By combining data from both ground-based and space-based observations, scientists can create detailed 3-D models of planets, stars, and other celestial bodies.
Computer simulations can also be used to better understand the solar system. By running simulations of planetary motion, gravitational effects, and other phenomena, scientists can better understand the likely behavior of our solar system over time.
Finally, scientists use physical models to better understand the solar system. By creating scale models of the planets and other objects in our solar system, researchers can explore their size, shape, and other characteristics.
These physical models often prove to be invaluable tools for studying the solar system.
Why is it difficult to study planets?
Studying planets can be challenging because they are so far away from Earth and often very difficult to observe. For example, many planets in our Solar System are hard to observe because they are too faint to be seen with even the most powerful telescopes.
Most of the information we have on them comes from data collected by spacecrafts and orbiters which are sent to observe them. Additionally, many planets are too far away to travel to and study, making it difficult to gather firsthand data.
In addition, planets are constantly changing and evolving due to the dynamic forces of their environment, making it difficult to create accurate models and simulations to study. Planetary science also presents a number of unique challenges due to the fact that many of these planets are too distant, too small, and/or too cold to be accurately studied.

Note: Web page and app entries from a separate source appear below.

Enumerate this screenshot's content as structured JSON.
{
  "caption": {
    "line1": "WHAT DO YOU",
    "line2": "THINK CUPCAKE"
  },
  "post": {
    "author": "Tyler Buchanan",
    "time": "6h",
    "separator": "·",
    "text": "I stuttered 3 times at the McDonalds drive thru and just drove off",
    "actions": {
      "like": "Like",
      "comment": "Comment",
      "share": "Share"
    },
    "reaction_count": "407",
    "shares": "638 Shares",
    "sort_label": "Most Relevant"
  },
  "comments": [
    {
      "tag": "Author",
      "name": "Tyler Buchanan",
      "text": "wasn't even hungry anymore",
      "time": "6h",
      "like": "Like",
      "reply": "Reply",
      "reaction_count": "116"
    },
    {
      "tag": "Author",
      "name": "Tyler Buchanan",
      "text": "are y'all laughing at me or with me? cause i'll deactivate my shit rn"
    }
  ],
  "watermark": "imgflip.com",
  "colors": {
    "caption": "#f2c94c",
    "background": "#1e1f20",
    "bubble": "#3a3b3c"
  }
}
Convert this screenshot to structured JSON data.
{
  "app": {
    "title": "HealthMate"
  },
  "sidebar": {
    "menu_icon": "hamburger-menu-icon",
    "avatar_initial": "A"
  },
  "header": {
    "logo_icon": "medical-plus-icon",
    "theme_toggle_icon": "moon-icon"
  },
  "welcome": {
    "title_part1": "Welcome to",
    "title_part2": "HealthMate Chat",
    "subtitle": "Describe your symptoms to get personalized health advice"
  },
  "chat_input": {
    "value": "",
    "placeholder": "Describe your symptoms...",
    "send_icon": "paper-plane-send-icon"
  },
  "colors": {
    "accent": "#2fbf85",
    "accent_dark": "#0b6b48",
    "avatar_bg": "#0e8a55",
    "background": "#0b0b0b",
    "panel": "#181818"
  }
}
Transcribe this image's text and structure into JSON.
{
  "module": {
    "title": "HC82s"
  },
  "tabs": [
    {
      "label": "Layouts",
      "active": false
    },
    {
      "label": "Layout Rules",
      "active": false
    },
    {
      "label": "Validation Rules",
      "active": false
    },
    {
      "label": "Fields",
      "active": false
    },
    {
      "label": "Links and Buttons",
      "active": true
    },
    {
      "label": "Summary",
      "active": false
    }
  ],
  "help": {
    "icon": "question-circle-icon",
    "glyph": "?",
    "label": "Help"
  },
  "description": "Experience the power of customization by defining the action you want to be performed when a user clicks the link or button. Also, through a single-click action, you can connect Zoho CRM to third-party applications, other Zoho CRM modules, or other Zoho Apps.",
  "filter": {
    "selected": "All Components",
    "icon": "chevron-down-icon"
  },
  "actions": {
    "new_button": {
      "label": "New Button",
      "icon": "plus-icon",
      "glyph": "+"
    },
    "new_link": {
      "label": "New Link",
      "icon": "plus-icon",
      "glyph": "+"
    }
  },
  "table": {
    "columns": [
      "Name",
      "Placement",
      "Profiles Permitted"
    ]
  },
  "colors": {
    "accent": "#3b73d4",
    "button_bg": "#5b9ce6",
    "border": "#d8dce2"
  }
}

All of this makes it difficult for scientists to understand the complex dynamics of these distant worlds.